Breathe deeply. You can do this at your desk at work. If that isn’t appropriate, find a quiet spot in the office or at home where you won’t be distracted-it can even be the bathroom. Close your eyes and inhale slowly and deeply, for at least five seconds. Pause when your lungs are full, and then slowly let the air escape your lungs, taking at least another five seconds. Repeat this ten times (or more).
“Try to concentrate only on your breath and not let all those other distractions enter your mind,” said Mark. “You can even come up with a ‘mantra’ to help you keep distracting thoughts out of your mind. Given the season, you could focus on a word like ‘joy’ or ‘peace.’ If a distracting thought does pop into your head, don’t focus on it. Let it go and focus on your mantra.”
Breathing deeply mimics what your body does when you’re relaxed, which sends messages to your brain to calm down.
Go for a midafternoon walk. Work can be pressure-filled, and our always-connected world can increase the tension we feel without us really being cognizant of it. So just step away, and head outside for a walk around the block.
“It’s best to leave your phone behind when you go for a walk,” said Mark. “This eliminates the temptation of checking email every 30 seconds, and allows you to focus on the environment around you and appreciate what you’re doing at that very moment.”
A walk outdoors, if possible is also a chance to get some natural light and the vitamin D that comes from sunlight, which can help to ward off feelings of depression and Seasonal Affective Disorder (SAD).

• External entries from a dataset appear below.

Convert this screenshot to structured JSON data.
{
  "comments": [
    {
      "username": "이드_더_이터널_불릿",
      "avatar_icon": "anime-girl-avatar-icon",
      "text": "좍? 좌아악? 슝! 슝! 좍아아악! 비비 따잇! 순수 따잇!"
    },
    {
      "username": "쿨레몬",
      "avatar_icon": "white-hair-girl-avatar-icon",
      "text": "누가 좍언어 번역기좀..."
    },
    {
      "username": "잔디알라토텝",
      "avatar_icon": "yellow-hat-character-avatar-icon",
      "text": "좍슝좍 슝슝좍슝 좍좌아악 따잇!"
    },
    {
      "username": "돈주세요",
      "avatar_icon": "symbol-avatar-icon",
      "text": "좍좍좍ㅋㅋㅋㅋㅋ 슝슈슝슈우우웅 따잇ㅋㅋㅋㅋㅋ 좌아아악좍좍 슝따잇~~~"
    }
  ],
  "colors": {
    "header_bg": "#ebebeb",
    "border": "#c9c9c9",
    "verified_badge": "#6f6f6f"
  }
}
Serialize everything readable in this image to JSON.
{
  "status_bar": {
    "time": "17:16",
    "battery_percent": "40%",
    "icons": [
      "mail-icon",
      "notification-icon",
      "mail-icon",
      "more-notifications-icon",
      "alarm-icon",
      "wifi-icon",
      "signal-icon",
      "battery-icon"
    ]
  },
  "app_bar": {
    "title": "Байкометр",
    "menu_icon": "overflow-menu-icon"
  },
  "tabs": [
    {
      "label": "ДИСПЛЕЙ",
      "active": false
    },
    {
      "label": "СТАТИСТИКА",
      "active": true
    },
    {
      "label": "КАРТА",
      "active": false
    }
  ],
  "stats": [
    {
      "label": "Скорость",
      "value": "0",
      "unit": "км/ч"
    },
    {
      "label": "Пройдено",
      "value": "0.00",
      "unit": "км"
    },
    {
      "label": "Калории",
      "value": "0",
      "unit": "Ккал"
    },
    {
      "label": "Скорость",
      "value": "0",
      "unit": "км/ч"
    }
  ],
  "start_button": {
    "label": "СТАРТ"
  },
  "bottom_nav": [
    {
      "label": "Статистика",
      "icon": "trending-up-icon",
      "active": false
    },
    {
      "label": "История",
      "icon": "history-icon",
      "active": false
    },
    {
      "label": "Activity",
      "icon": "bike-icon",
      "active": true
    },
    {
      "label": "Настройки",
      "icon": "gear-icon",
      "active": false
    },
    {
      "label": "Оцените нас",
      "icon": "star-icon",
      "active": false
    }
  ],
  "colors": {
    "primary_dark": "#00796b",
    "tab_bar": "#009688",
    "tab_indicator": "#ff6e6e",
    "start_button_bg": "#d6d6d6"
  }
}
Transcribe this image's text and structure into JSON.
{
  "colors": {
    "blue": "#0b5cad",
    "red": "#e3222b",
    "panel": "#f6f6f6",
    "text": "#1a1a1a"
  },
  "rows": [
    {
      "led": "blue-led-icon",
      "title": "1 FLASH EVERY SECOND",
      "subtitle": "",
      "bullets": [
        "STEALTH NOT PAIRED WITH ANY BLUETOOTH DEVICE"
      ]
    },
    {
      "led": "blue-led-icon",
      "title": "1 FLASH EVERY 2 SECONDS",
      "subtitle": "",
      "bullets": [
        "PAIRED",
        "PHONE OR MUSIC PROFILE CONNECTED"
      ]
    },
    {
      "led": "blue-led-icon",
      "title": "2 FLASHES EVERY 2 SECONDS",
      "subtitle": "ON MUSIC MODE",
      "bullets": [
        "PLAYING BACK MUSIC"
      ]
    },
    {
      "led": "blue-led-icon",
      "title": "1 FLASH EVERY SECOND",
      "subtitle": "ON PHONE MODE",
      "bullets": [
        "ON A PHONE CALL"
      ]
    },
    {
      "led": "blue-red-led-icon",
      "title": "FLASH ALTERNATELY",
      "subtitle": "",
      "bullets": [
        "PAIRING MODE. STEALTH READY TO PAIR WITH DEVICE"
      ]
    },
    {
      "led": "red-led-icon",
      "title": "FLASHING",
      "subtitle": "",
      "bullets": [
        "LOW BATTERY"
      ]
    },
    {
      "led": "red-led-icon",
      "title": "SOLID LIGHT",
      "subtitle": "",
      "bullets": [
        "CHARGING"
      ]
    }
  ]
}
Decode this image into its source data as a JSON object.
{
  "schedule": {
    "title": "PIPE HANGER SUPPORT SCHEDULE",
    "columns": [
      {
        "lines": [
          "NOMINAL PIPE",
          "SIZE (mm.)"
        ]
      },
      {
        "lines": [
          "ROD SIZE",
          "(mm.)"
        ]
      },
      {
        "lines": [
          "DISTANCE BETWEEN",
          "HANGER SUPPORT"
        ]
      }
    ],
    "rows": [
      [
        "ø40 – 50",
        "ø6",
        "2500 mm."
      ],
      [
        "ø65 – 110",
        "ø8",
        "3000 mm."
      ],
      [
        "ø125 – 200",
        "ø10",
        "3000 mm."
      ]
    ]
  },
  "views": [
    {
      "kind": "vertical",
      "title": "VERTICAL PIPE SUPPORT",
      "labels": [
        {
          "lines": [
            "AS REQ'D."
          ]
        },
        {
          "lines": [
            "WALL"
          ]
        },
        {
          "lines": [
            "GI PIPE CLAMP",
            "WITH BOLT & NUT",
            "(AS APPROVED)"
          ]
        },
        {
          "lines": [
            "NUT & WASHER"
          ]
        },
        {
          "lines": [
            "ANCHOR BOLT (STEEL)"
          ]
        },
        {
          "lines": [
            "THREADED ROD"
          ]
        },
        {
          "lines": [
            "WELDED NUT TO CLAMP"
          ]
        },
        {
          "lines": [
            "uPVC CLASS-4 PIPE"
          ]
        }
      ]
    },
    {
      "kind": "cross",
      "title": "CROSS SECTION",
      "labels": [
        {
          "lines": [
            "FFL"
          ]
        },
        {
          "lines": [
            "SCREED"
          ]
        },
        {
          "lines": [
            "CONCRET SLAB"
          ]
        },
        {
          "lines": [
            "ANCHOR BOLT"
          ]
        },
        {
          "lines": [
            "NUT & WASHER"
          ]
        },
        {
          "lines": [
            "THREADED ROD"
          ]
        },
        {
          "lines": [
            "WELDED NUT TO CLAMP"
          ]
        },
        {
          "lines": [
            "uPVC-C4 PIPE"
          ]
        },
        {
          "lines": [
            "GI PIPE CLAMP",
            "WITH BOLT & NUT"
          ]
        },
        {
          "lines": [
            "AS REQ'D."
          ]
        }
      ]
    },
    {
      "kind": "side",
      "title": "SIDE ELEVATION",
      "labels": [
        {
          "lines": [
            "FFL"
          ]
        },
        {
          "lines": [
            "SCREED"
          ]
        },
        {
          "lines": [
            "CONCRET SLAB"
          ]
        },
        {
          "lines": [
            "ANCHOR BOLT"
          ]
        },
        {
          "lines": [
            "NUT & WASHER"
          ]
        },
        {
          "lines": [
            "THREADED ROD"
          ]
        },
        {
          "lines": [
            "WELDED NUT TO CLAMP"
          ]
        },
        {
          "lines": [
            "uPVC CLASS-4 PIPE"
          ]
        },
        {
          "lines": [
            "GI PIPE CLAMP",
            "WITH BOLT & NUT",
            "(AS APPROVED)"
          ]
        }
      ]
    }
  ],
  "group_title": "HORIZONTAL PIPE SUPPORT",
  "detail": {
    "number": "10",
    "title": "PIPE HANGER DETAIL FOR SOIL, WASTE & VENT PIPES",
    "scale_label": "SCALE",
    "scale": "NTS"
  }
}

Don’t do something-just sit there! Many of us feel pressure to be productive every moment of every day, a mindset that puts a lot of pressure on us as we contemplate all of the activities on our plates during the holidays. But sometimes the best thing you can do is to simply stop and turn off your brain for a couple moments. Don’t surf the internet, don’t answer emails-simply close your eyes and reflect on something positive.
“Small breaks can be very helpful for your mental health, if you’re able to truly disconnect-that’s the key. Electronics prevent you from being ‘in the moment,'” said Mark.
Mark Rockwell, PA-C, is a physician assistant at Urgent Care at McElhattan.